Love the new design! Just a small accesibility issue: in ffox 2.x for linux (cannot say for windows) compulsory fields in any form appear with light yellow background. So for the name, email and website (don't know exactly why also this one) I am forced to reading white text over light yellow background, which is not a very pleasant experience.

More on-topic: Very nice property of 163! I must have a really twisted mind, though, since first thing I thought about it was "Ohhh, I could use it for the arbitrary-precision computing practice for my CS students, and tell them that it *is* a whole number unless they are introducting carrying mistakes" and then thinking of the feeling of walking around the clasroom, smiling for myself, while they desperately try to find errors in their codes... Maybe I'll do it, at least it will show them not to believe something true just because the teacher told it :D

A108764 Products of exactly two supersingular primes (A002267).

4, 6, 9, 10, 14, 15, 21, 22, 25, 26, 33, 34, 35, 38, 39, 46, 49, 51, 55, 57, 58, 62, 65, 69, 77, 82, 85, 87, 91, 93, 94, 95, 115, 118, 119, 121, 123, 133, 141, 142, 143, 145, 155, 161, 169, 177, 187, 203, 205, 209, 213, 217, 221, 235, 247, 253, 287, 289, 295, 299

There are exactly 15 supersingular primes: 2, 3, 5, 7, 11, 13, 17, 19, 23, 29, 31, 41, 47, 59, and 71 (A002267). The supersingular primes are exactly the set of primes that divide the group order of the Monster group....
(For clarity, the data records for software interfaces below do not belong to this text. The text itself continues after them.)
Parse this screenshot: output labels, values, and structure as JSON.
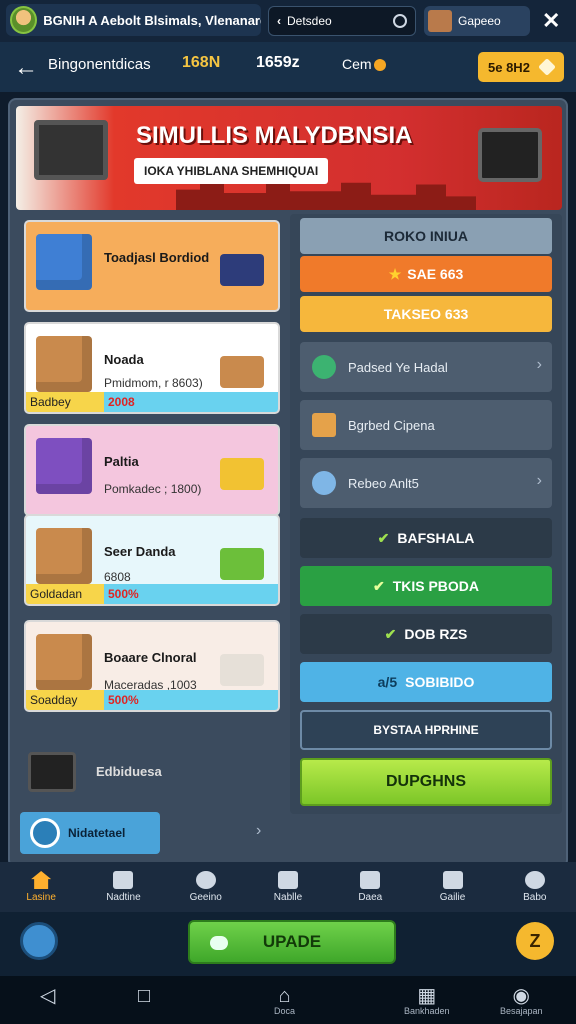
{
  "topbar": {
    "app_title": "BGNIH A Aebolt Blsimals, Vlenanard",
    "search_label": "Detsdeo",
    "profile_label": "Gapeeo",
    "close": "✕"
  },
  "navbar": {
    "back": "←",
    "title": "Bingonentdicas",
    "stat1": "168N",
    "stat2": "1659z",
    "coin_label": "Cem",
    "action_button": "5e 8H2"
  },
  "banner": {
    "title": "SIMULLIS MALYDBNSIA",
    "subtitle": "IOKA YHIBLANA SHEMHIQUAI"
  },
  "shop_items": [
    {
      "name": "Toadjasl Bordiod",
      "desc": "",
      "strip_label": "",
      "strip_value": "",
      "bg": "#f6ad5b"
    },
    {
      "name": "Noada",
      "desc": "Pmidmom, r 8603)",
      "strip_label": "Badbey",
      "strip_value": "2008",
      "bg": "#ffffff"
    },
    {
      "name": "Paltia",
      "desc": "Pomkadec ; 1800)",
      "strip_label": "",
      "strip_value": "",
      "bg": "#f4c6de"
    },
    {
      "name": "Seer Danda",
      "desc": "6808",
      "strip_label": "Goldadan",
      "strip_value": "500%",
      "bg": "#e7f7fb"
    },
    {
      "name": "Boaare Clnoral",
      "desc": "Maceradas ,1003",
      "strip_label": "Soadday",
      "strip_value": "500%",
      "bg": "#f8ede6"
    }
  ],
  "tv_item": {
    "label": "Edbiduesa"
  },
  "network": {
    "label": "Nidatetael",
    "chevron": "›"
  },
  "right_panel": {
    "header": "ROKO INIUA",
    "orange_btn": "SAE 663",
    "orange_star": "★",
    "yellow_btn": "TAKSEO 633",
    "list_items": [
      {
        "label": "Padsed Ye Hadal",
        "chevron": "›",
        "icon_color": "#3cb371"
      },
      {
        "label": "Bgrbed Cipena",
        "chevron": "",
        "icon_color": "#e5a24a"
      },
      {
        "label": "Rebeo Anlt5",
        "chevron": "›",
        "icon_color": "#7fb6e6"
      }
    ],
    "check": "✔",
    "btn_dark": "BAFSHALA",
    "btn_green": "TKIS PBODA",
    "btn_dark2": "DOB RZS",
    "btn_blue_prefix": "a/5",
    "btn_blue": "SOBIBIDO",
    "btn_outline": "BYSTAA HPRHINE",
    "btn_lime": "DUPGHNS"
  },
  "tabs": [
    {
      "label": "Lasine",
      "active": true
    },
    {
      "label": "Nadtine",
      "active": false
    },
    {
      "label": "Geeino",
      "active": false
    },
    {
      "label": "Nablle",
      "active": false
    },
    {
      "label": "Daea",
      "active": false
    },
    {
      "label": "Gailie",
      "active": false
    },
    {
      "label": "Babo",
      "active": false
    }
  ],
  "action": {
    "main": "UPADE",
    "right": "Z"
  },
  "system": {
    "nav_back": "◁",
    "nav_square": "□",
    "home_label": "Doca",
    "store_label": "Bankhaden",
    "account_label": "Besajapan"
  }
}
I remember martin gardner wrote an april fool's joke in 1975 that announced a proof that e^{\pi \sqrt{163}} is an integer!

It is also the rank of the monstrous moonshine functions. This is not a coincidence, it is significant.

Gukov-Vafa: RCFT & complex multiplication arxiv:hep-th/0203213
Comm Math Phys 246 (2004) 181-210.
in which (page 21 line 9) is the remark that the class
number h(sqrt(-163)) = 1 implies the uniqueness of a certain
rational conformal field theory (RCFT) with chiral ring of dim 163.
Now for the monster group, M, and its moonshine functions MM, we
have (see Conway-Norton, Monstrous Moonshine Bull Lond.Math Society
1979, p 310 (1) and p319) the calculations giving the (column) rank
as 163 for the MM fns (conceived as vectors of their q-coefficients,
which are all rational integers). This 163 is obtained
from the 194 conjugacy classes of M from which we derive
172 classes of cyclic subgroups. There are 9 linear relations
between the corresponding 172 rational MM fns. Tables of these are
in McKay p 117-118 of CRM/AMS Proc. vol 30 ed. McKay & Sebbar 2001.
We also have a paper in Les Houches (2003) Proceedings II pp 373-386.
in which we note the possible significance in physics of the number
of classes in a finite group.
Irrational character table entries for M are the 22 2x2 cells of
complex quadratic entries. There are two classes, 27A & 27B that have
he same MM fn. but have centralizers of order 486 and 243. This
curiosity remains to be explained.